So when something big happens in the news, I’m hesitant to react. I have a difficult time forming opinions. I like to find the facts before I decide on how I feel. It’s something I’m rather proud of about myself.
Over the past year or so, I’ve had far more emotional reactions to current events than usual. Saturday was one of them. I followed the events throughout the day and tried to avoid having a reaction to them. I tried to think clearly. I tried to rationalize everything that had happened.
Until I read something pretty unrelated. It was a post a friend shared on Facebook, discussing the importance of taking care of your fellow man and standing together through it all. The main quote threaded through the post read, “I hurt with her.”
That’s when my tears began. Not because of the story in the post (although a beautiful story in itself), but because of the hurt that happened that day. The ugliness the white supremacists showed in their anger and hostility towards those unafraid to stand against them. The photos passed around social media of a black police officer protecting a group of Nazi supporters. Photos of Heather Heyer, and her grief-stricken friends who survived the same accident that took her life. Of James Fields, the new face of domestic terrorism.
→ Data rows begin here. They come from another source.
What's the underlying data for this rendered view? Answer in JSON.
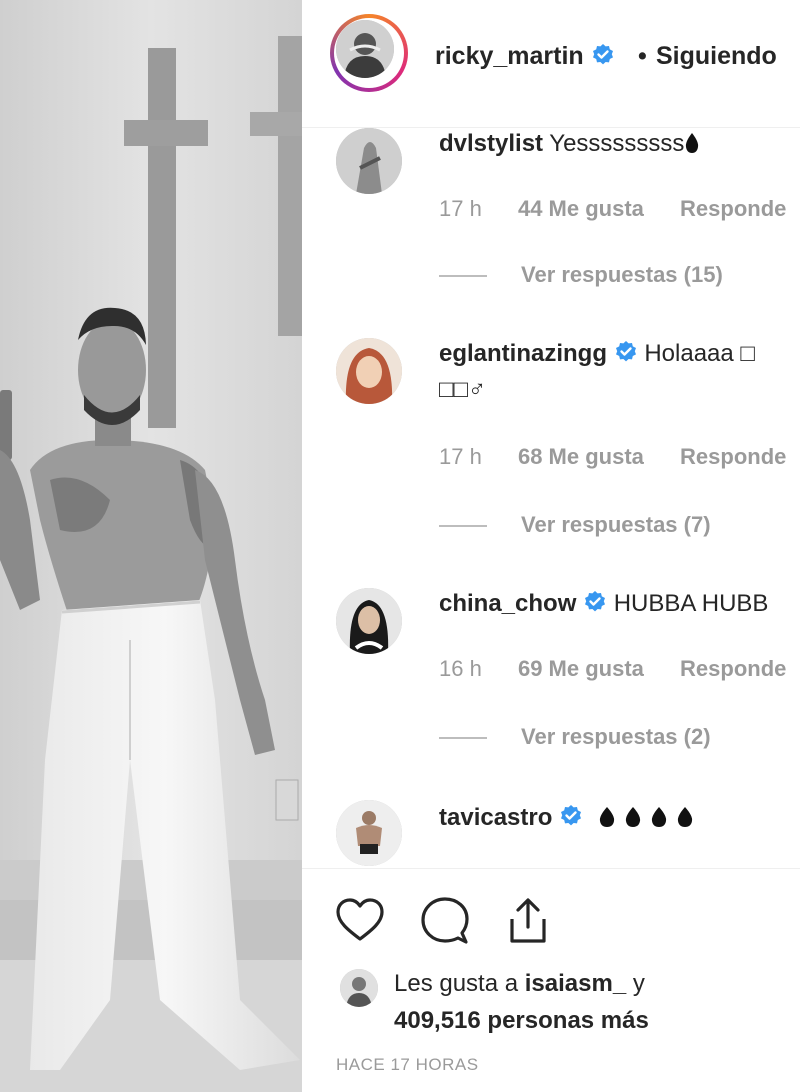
{
  "header": {
    "username": "ricky_martin",
    "separator": "•",
    "follow_status": "Siguiendo"
  },
  "comments": [
    {
      "username": "dvlstylist",
      "text": "Yesssssssss",
      "verified": false,
      "time": "17 h",
      "likes": "44 Me gusta",
      "reply_label": "Responde",
      "view_replies": "Ver respuestas (15)"
    },
    {
      "username": "eglantinazingg",
      "text": "Holaaaa □",
      "text_line2": "□□♂",
      "verified": true,
      "time": "17 h",
      "likes": "68 Me gusta",
      "reply_label": "Responde",
      "view_replies": "Ver respuestas (7)"
    },
    {
      "username": "china_chow",
      "text": "HUBBA HUBB",
      "verified": true,
      "time": "16 h",
      "likes": "69 Me gusta",
      "reply_label": "Responde",
      "view_replies": "Ver respuestas (2)"
    },
    {
      "username": "tavicastro",
      "text": "",
      "verified": true
    }
  ],
  "footer": {
    "likes_prefix": "Les gusta a ",
    "liked_by": "isaiasm_",
    "likes_mid": " y",
    "likes_count": "409,516 personas más",
    "time_ago": "HACE 17 HORAS"
  },
  "icons": {
    "like": "heart-outline-icon",
    "comment": "comment-bubble-icon",
    "share": "share-upload-icon",
    "verified": "verified-badge-icon",
    "fire": "fire-drop-icon"
  },
  "colors": {
    "verified_blue": "#3897f0",
    "meta_gray": "#9a9a9a",
    "text": "#262626"
  }
}
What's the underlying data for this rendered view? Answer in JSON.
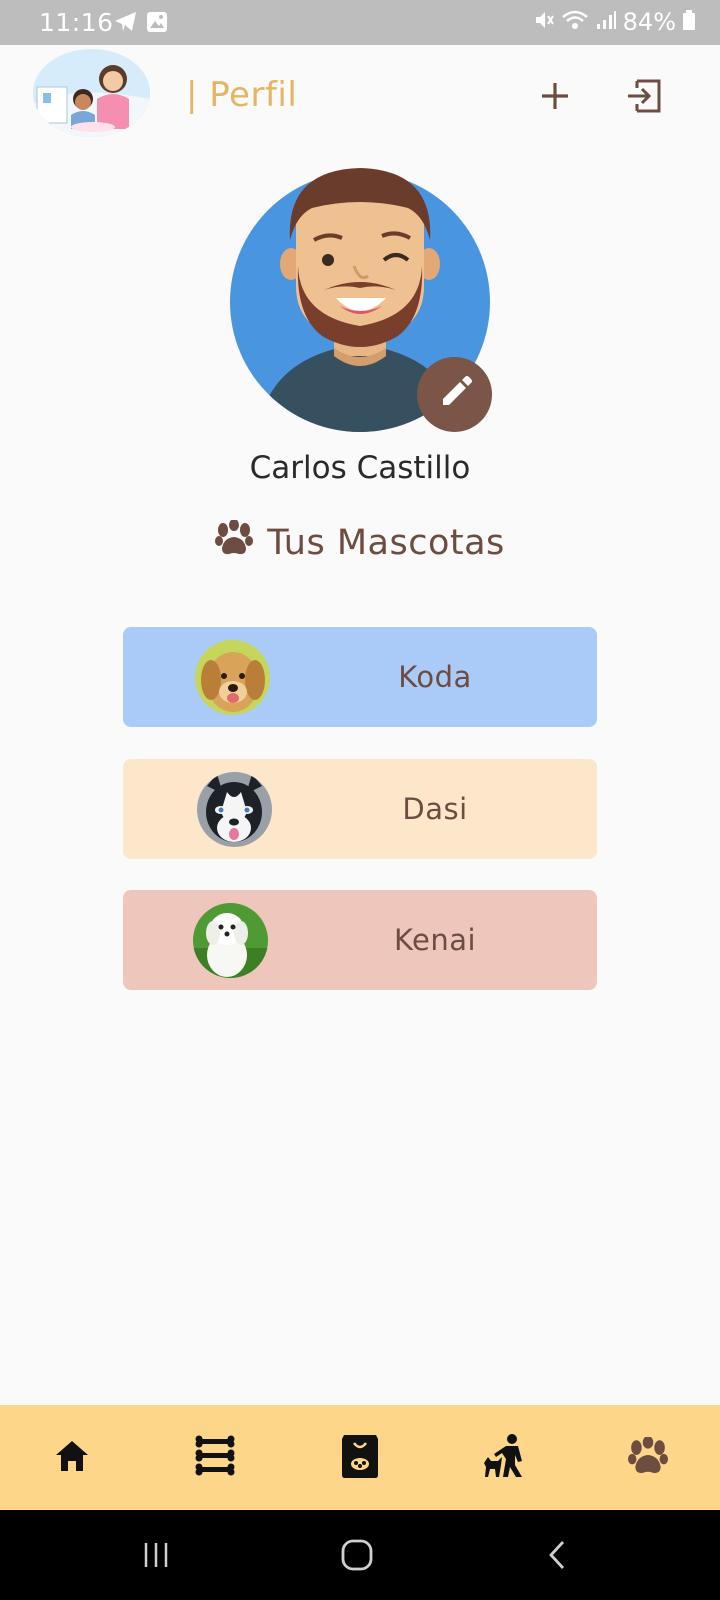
{
  "status_bar": {
    "time": "11:16",
    "battery": "84%",
    "icons": [
      "telegram-icon",
      "gallery-icon",
      "mute-icon",
      "wifi-icon",
      "signal-icon",
      "battery-icon"
    ]
  },
  "header": {
    "title": "| Perfil",
    "logo_icon": "clinic-logo",
    "add_icon": "plus-icon",
    "logout_icon": "logout-icon"
  },
  "profile": {
    "name": "Carlos Castillo",
    "avatar_icon": "user-avatar",
    "edit_icon": "pencil-icon"
  },
  "pets_section": {
    "heading": "Tus Mascotas",
    "heading_icon": "paw-icon"
  },
  "pets": [
    {
      "name": "Koda",
      "color": "#aacbf7",
      "breed_photo": "golden-retriever-photo"
    },
    {
      "name": "Dasi",
      "color": "#fde7ca",
      "breed_photo": "husky-photo"
    },
    {
      "name": "Kenai",
      "color": "#efc6bb",
      "breed_photo": "maltese-photo"
    }
  ],
  "bottom_nav": {
    "items": [
      {
        "icon": "home-icon"
      },
      {
        "icon": "bones-icon"
      },
      {
        "icon": "food-bag-icon"
      },
      {
        "icon": "training-icon"
      },
      {
        "icon": "paw-icon",
        "active": true
      }
    ]
  },
  "colors": {
    "brand_brown": "#7a5548",
    "header_title": "#e6b563",
    "nav_bg": "#fdd68a"
  }
}
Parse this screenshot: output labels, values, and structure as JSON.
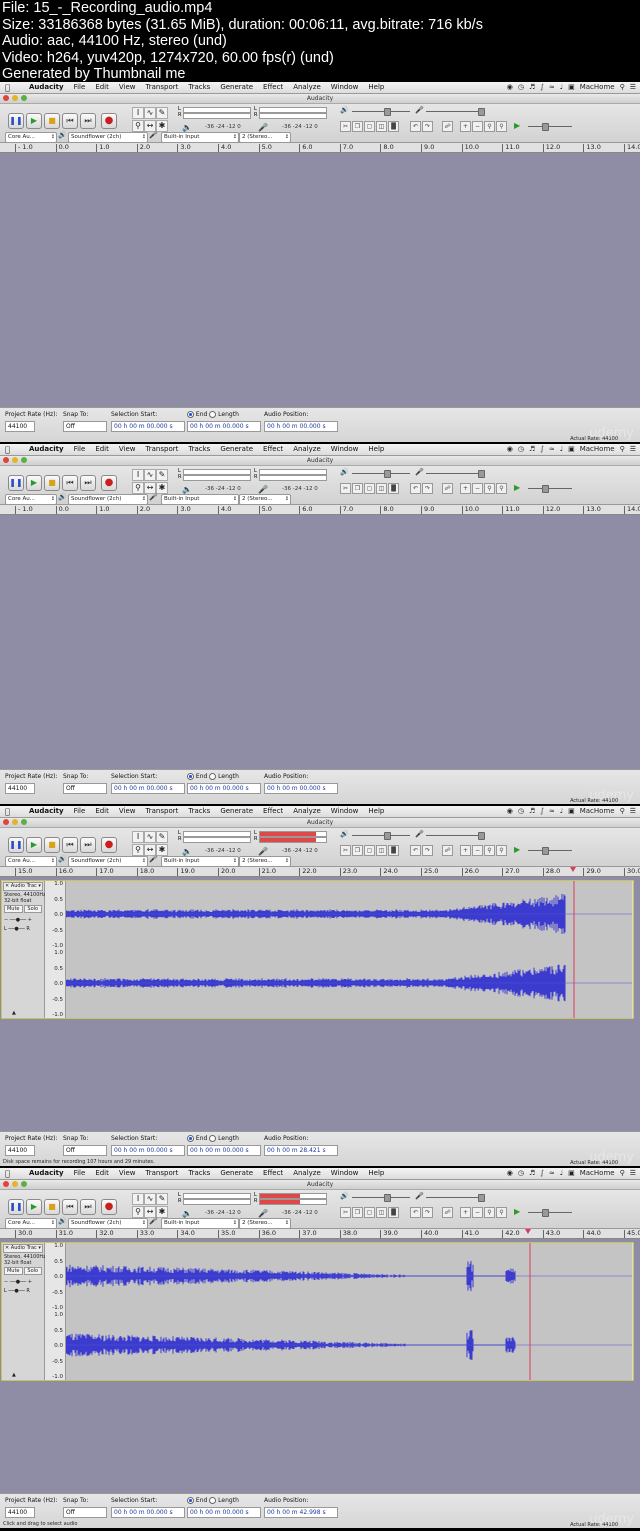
{
  "header": {
    "lines": [
      "File: 15_-_Recording_audio.mp4",
      "Size: 33186368 bytes (31.65 MiB), duration: 00:06:11, avg.bitrate: 716 kb/s",
      "Audio: aac, 44100 Hz, stereo (und)",
      "Video: h264, yuv420p, 1274x720, 60.00 fps(r) (und)",
      "Generated by Thumbnail me"
    ]
  },
  "menubar": {
    "items": [
      "Audacity",
      "File",
      "Edit",
      "View",
      "Transport",
      "Tracks",
      "Generate",
      "Effect",
      "Analyze",
      "Window",
      "Help"
    ],
    "right_user": "MacHome"
  },
  "window_title": "Audacity",
  "toolbar": {
    "meter_scale_left": "-36  -24  -12  0",
    "meter_scale_right": "-36  -24  -12  0",
    "host": "Core Au...",
    "output_device": "Soundflower (2ch)",
    "input_device": "Built-in Input",
    "channels": "2 (Stereo..."
  },
  "statusbar": {
    "project_rate_label": "Project Rate (Hz):",
    "project_rate": "44100",
    "snap_label": "Snap To:",
    "snap_value": "Off",
    "selection_start_label": "Selection Start:",
    "end_label": "End",
    "length_label": "Length",
    "audio_position_label": "Audio Position:",
    "actual_rate_label": "Actual Rate:",
    "actual_rate": "44100",
    "watermark": "udemy"
  },
  "track": {
    "name": "Audio Trac",
    "format1": "Stereo, 44100Hz",
    "format2": "32-bit float",
    "mute": "Mute",
    "solo": "Solo",
    "scale": [
      "1.0",
      "0.5",
      "0.0",
      "-0.5",
      "-1.0"
    ]
  },
  "frames": [
    {
      "ticks": [
        "- 1.0",
        "0.0",
        "1.0",
        "2.0",
        "3.0",
        "4.0",
        "5.0",
        "6.0",
        "7.0",
        "8.0",
        "9.0",
        "10.0",
        "11.0",
        "12.0",
        "13.0",
        "14.0"
      ],
      "has_track": false,
      "selection_start": "00 h 00 m 00.000 s",
      "selection_end": "00 h 00 m 00.000 s",
      "audio_position": "00 h 00 m 00.000 s",
      "disk_note": "",
      "meter_level": 0
    },
    {
      "ticks": [
        "- 1.0",
        "0.0",
        "1.0",
        "2.0",
        "3.0",
        "4.0",
        "5.0",
        "6.0",
        "7.0",
        "8.0",
        "9.0",
        "10.0",
        "11.0",
        "12.0",
        "13.0",
        "14.0"
      ],
      "has_track": false,
      "selection_start": "00 h 00 m 00.000 s",
      "selection_end": "00 h 00 m 00.000 s",
      "audio_position": "00 h 00 m 00.000 s",
      "disk_note": "",
      "meter_level": 0
    },
    {
      "ticks": [
        "15.0",
        "16.0",
        "17.0",
        "18.0",
        "19.0",
        "20.0",
        "21.0",
        "22.0",
        "23.0",
        "24.0",
        "25.0",
        "26.0",
        "27.0",
        "28.0",
        "29.0",
        "30.0"
      ],
      "has_track": true,
      "selection_start": "00 h 00 m 00.000 s",
      "selection_end": "00 h 00 m 00.000 s",
      "audio_position": "00 h 00 m 28.421 s",
      "disk_note": "Disk space remains for recording 107 hours and 29 minutes.",
      "meter_level": 0.85
    },
    {
      "ticks": [
        "30.0",
        "31.0",
        "32.0",
        "33.0",
        "34.0",
        "35.0",
        "36.0",
        "37.0",
        "38.0",
        "39.0",
        "40.0",
        "41.0",
        "42.0",
        "43.0",
        "44.0",
        "45.0"
      ],
      "has_track": true,
      "selection_start": "00 h 00 m 00.000 s",
      "selection_end": "00 h 00 m 00.000 s",
      "audio_position": "00 h 00 m 42.998 s",
      "disk_note": "Click and drag to select audio",
      "meter_level": 0.6
    }
  ]
}
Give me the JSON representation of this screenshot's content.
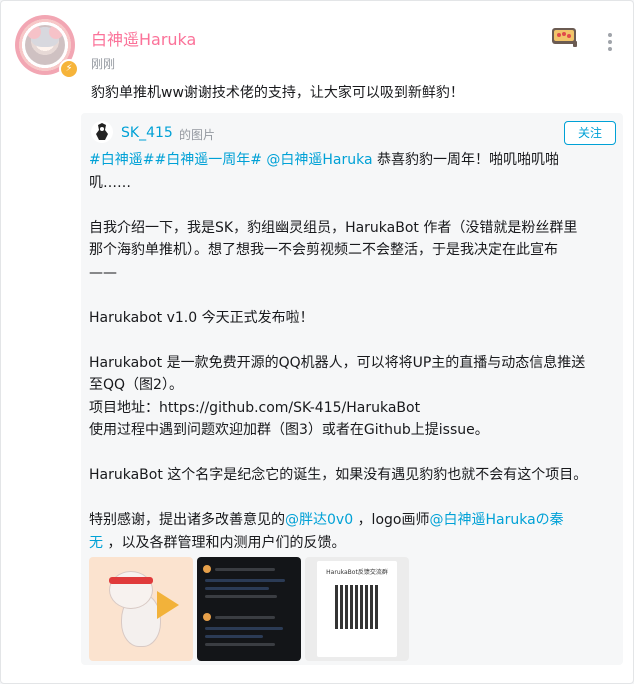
{
  "post": {
    "username": "白神遥Haruka",
    "time": "刚刚",
    "text": "豹豹单推机ww谢谢技术佬的支持，让大家可以吸到新鲜豹！"
  },
  "repost": {
    "username": "SK_415",
    "type_label": "的图片",
    "follow_label": "关注",
    "lines": {
      "l1_tag1": "#白神遥#",
      "l1_tag2": "#白神遥一周年#",
      "l1_mention": "@白神遥Haruka",
      "l1_rest": "恭喜豹豹一周年！啪叽啪叽啪",
      "l2": "叽……",
      "p2a": "自我介绍一下，我是SK，豹组幽灵组员，HarukaBot 作者（没错就是粉丝群里",
      "p2b": "那个海豹单推机）。想了想我一不会剪视频二不会整活，于是我决定在此宣布",
      "p2c": "——",
      "p3": "Harukabot v1.0 今天正式发布啦！",
      "p4a": "Harukabot 是一款免费开源的QQ机器人，可以将将UP主的直播与动态信息推送",
      "p4b": "至QQ（图2）。",
      "p4c": "项目地址：https://github.com/SK-415/HarukaBot",
      "p4d": "使用过程中遇到问题欢迎加群（图3）或者在Github上提issue。",
      "p5": "HarukaBot 这个名字是纪念它的诞生，如果没有遇见豹豹也就不会有这个项目。",
      "p6_pre": "特别感谢，提出诸多改善意见的",
      "p6_m1": "@胖达0v0",
      "p6_mid": "，logo画师",
      "p6_m2a": "@白神遥Harukaの秦",
      "p6_m2b": "无",
      "p6_post": "，以及各群管理和内测用户们的反馈。"
    },
    "images": [
      {
        "icon": "seal-mascot-image"
      },
      {
        "icon": "chat-screenshot-image"
      },
      {
        "icon": "qr-code-image",
        "title": "HarukaBot反馈交流群"
      }
    ]
  },
  "colors": {
    "accent_pink": "#fb7299",
    "link_blue": "#00a1d6",
    "muted": "#9499a0"
  }
}
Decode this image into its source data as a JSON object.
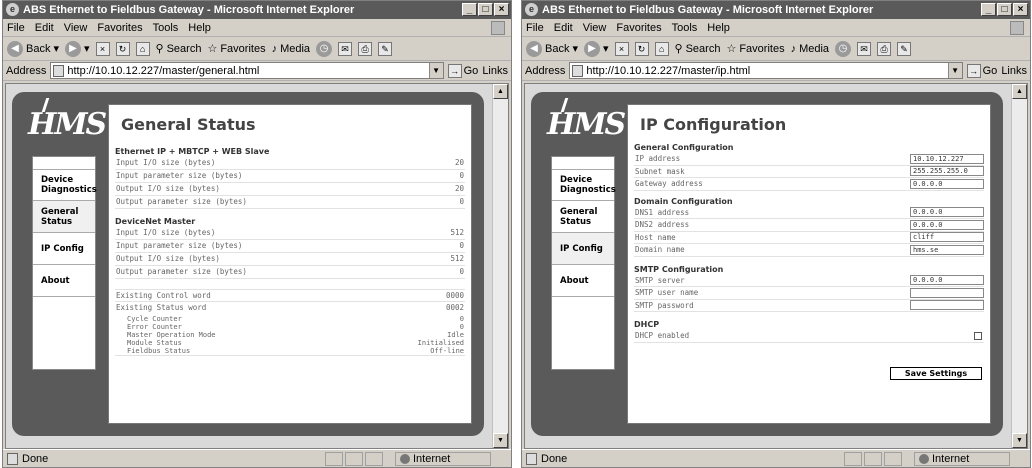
{
  "left": {
    "title": "ABS Ethernet to Fieldbus Gateway - Microsoft Internet Explorer",
    "address_label": "Address",
    "url": "http://10.10.12.227/master/general.html",
    "page_title": "General Status",
    "sections": [
      {
        "heading": "Ethernet IP + MBTCP + WEB Slave",
        "rows": [
          {
            "label": "Input I/O size (bytes)",
            "value": "20"
          },
          {
            "label": "Input parameter size (bytes)",
            "value": "0"
          },
          {
            "label": "Output I/O size (bytes)",
            "value": "20"
          },
          {
            "label": "Output parameter size (bytes)",
            "value": "0"
          }
        ]
      },
      {
        "heading": "DeviceNet Master",
        "rows": [
          {
            "label": "Input I/O size (bytes)",
            "value": "512"
          },
          {
            "label": "Input parameter size (bytes)",
            "value": "0"
          },
          {
            "label": "Output I/O size (bytes)",
            "value": "512"
          },
          {
            "label": "Output parameter size (bytes)",
            "value": "0"
          }
        ]
      }
    ],
    "control_word": {
      "label": "Existing Control word",
      "value": "0000"
    },
    "status_word": {
      "label": "Existing Status word",
      "value": "0002"
    },
    "status_sub": [
      {
        "label": "Cycle Counter",
        "value": "0"
      },
      {
        "label": "Error Counter",
        "value": "0"
      },
      {
        "label": "Master Operation Mode",
        "value": "Idle"
      },
      {
        "label": "Module Status",
        "value": "Initialised"
      },
      {
        "label": "Fieldbus Status",
        "value": "Off-line"
      }
    ]
  },
  "right": {
    "title": "ABS Ethernet to Fieldbus Gateway - Microsoft Internet Explorer",
    "address_label": "Address",
    "url": "http://10.10.12.227/master/ip.html",
    "page_title": "IP Configuration",
    "general": {
      "heading": "General Configuration",
      "rows": [
        {
          "label": "IP address",
          "value": "10.10.12.227"
        },
        {
          "label": "Subnet mask",
          "value": "255.255.255.0"
        },
        {
          "label": "Gateway address",
          "value": "0.0.0.0"
        }
      ]
    },
    "domain": {
      "heading": "Domain Configuration",
      "rows": [
        {
          "label": "DNS1 address",
          "value": "0.0.0.0"
        },
        {
          "label": "DNS2 address",
          "value": "0.0.0.0"
        },
        {
          "label": "Host name",
          "value": "cliff"
        },
        {
          "label": "Domain name",
          "value": "hms.se"
        }
      ]
    },
    "smtp": {
      "heading": "SMTP Configuration",
      "rows": [
        {
          "label": "SMTP server",
          "value": "0.0.0.0"
        },
        {
          "label": "SMTP user name",
          "value": ""
        },
        {
          "label": "SMTP password",
          "value": ""
        }
      ]
    },
    "dhcp": {
      "heading": "DHCP",
      "label": "DHCP enabled",
      "checked": false
    },
    "save_label": "Save Settings"
  },
  "menu": [
    "File",
    "Edit",
    "View",
    "Favorites",
    "Tools",
    "Help"
  ],
  "toolbar": {
    "back": "Back",
    "search": "Search",
    "favorites": "Favorites",
    "media": "Media",
    "go": "Go",
    "links": "Links"
  },
  "nav": [
    "Device Diagnostics",
    "General Status",
    "IP Config",
    "About"
  ],
  "logo": "HMS",
  "status": {
    "done": "Done",
    "zone": "Internet"
  },
  "colors": {
    "titlebar": "#5a5a5a",
    "frame": "#5a5a5a",
    "chrome": "#d4d0c8"
  }
}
My heart sank, but not for long. Shortly after, social media outlets blossomed into a wave of hope and unity. The seeds had been sown. Everyone with a voice took to forums and comment boards, tearing down anyone who sympathized with the ones who tried to make America “great” again. I watched some of my closest friends completely shut down the few who argued the protesters weren’t in the wrong. Because despite the fact that they had a permit allowing their rally, it should be without question that white supremacists ought not to assemble without counter protests.
If we are to take one lesson from Saturday, let it be a lesson in love. Let it be a reminder that loving each other – that remembering we are all human beings – is the most important part of who we are not only as Americans, but as a global union. We all have the same fears, the same hopes, and the same pain. We can all hurt. All of us. And when we hurt together, we heal together. So, as you continue on with your daily life, remember to take a look around you at the people you pass by in the grocery stores or on the sidewalks. Remember to smile at the woman handling three screaming children on her own. Remember to drive slowly past the road construction workers. Remember to wave to the postman or garbage collectors. Remember to thank your local police officer or firefighter. Remember that regardless of nationality, creed, color, gender, we can all hurt. And with each other’s help, we can all heal.
Remember that sunshine chases away the rain.